_What you will do:_
The required output is the exact text of the lines from the line containing "Decode this image" through the final line below, inclusive, without pictures.

**** Record excerpts ****

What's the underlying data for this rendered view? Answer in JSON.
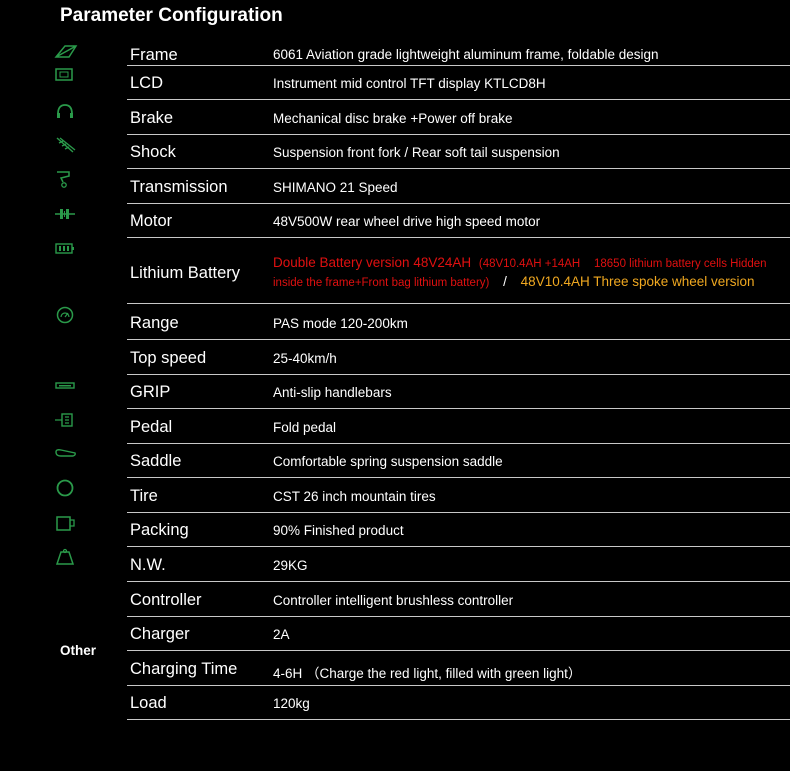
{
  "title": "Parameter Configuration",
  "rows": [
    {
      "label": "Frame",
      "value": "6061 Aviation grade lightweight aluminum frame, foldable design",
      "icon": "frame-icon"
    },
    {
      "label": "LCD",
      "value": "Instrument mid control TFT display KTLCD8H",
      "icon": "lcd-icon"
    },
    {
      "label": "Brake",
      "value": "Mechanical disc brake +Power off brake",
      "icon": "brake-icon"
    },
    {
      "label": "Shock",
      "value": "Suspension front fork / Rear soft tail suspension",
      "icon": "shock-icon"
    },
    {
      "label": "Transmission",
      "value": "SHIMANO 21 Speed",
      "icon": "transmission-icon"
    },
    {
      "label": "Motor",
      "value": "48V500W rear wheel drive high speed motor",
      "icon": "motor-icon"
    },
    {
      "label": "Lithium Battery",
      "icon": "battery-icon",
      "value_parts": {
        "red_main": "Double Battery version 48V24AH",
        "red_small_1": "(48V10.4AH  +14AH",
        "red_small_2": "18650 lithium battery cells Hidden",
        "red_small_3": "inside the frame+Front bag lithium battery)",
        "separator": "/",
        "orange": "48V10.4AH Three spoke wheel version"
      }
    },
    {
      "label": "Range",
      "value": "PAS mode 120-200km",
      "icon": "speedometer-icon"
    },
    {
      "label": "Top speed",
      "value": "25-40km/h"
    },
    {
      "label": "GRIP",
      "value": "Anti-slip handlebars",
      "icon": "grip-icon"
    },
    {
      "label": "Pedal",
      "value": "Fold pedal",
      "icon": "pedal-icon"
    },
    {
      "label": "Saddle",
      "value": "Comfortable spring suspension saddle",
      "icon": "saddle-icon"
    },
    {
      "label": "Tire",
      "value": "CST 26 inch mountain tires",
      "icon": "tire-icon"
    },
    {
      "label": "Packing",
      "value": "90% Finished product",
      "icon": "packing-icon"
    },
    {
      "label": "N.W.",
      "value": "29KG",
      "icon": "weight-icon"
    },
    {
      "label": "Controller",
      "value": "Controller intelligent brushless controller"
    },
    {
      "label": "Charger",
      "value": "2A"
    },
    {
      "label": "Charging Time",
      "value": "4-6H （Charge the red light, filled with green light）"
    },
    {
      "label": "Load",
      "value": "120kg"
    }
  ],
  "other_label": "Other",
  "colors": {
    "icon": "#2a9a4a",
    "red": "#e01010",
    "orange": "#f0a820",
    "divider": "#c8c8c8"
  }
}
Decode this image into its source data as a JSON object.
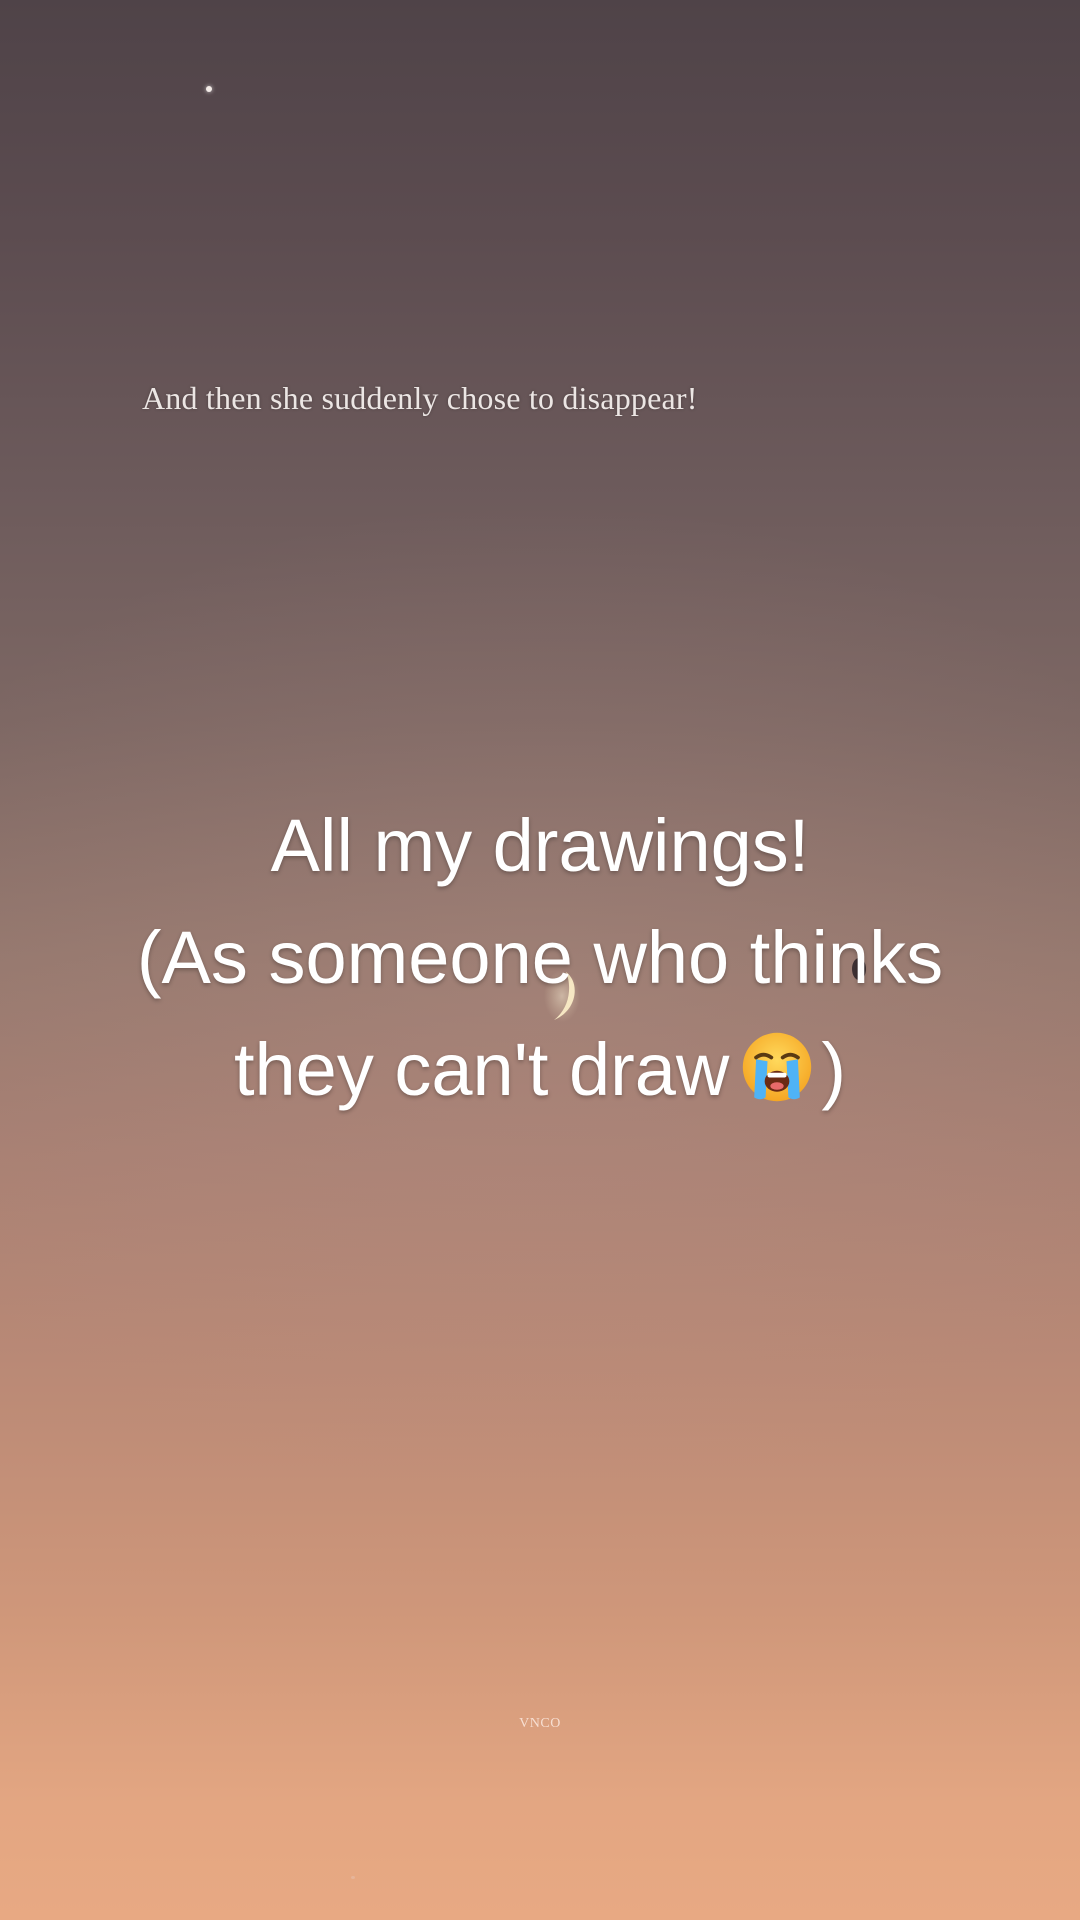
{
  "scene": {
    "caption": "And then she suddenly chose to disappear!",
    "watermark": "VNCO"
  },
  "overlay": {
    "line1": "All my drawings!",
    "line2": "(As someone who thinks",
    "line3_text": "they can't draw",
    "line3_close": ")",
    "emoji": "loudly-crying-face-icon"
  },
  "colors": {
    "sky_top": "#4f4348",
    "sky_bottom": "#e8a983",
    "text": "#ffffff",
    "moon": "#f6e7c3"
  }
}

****

_Answer box:_
Decode this image into its source data as a JSON object.
{
  "scene": {
    "caption": "And then she suddenly chose to disappear!",
    "watermark": "VNCO"
  },
  "overlay": {
    "line1": "All my drawings!",
    "line2": "(As someone who thinks",
    "line3_text": "they can't draw",
    "line3_close": ")",
    "emoji": "loudly-crying-face-icon"
  },
  "colors": {
    "sky_top": "#4f4348",
    "sky_bottom": "#e8a983",
    "text": "#ffffff",
    "moon": "#f6e7c3"
  }
}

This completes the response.